In 1836 Edward married Hannah Herring (his wife in  England, Jane, had remarried) and they had 11 children. In 1856 they moved to Stockyard Mountain, Yellow Rock, where Edward had purchased land, and they lived in their small house ‘Coobee’ for 11 years. Edward died in 1868 and was buried at the Old Sand Cemetery at Shellharbour.

Edward and Hannah’s son, Edward Hazelton, married Anne Green in 1865 and farmed at Tongarra for many years. He was on the committee for the construction of Stockyard Mountain School, which opened in 1880.

During the great fire of 1909, Edward and Anne’s farm was entirely burnt out. Edward 2nd died in 1919.

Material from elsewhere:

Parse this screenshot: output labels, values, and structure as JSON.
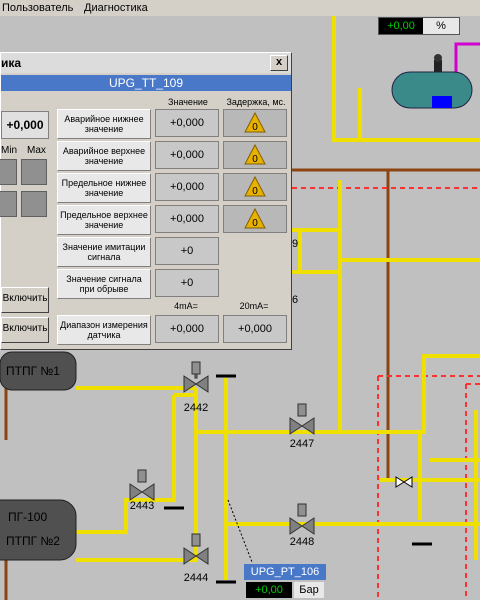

Edward Hazelton 3rd married Anne Murphy in 1906 and spent his lifetime in the district employed for many years as a Health Inspector for Shellharbour Council and later operated a  successful business as a storekeeper at Albion Park. His chief interest was in the School of Arts at Albion Park for which he did much work. He was a member of the Independent Order of Oddfellows at Shellharbour.

Edward 3rd was said to have been ever glad to do a good turn and took an intelligent and helpful interest in public life and the community. He died in 1931 and was buried in the All Saints Church of England Cemetery at Albion Park

Some of Shellharbour’s most well known families are descendants of Edward Hazelton, including Raison, Jordan, Green, Clarke, Foster, Sawtell, Haddin, Prior, Gower and Grey.

 

Hazelton's Store in Flinders Street (Tongarra Road), Albion Park c.1916
Shellharbour Images Shellharbour City Libraries.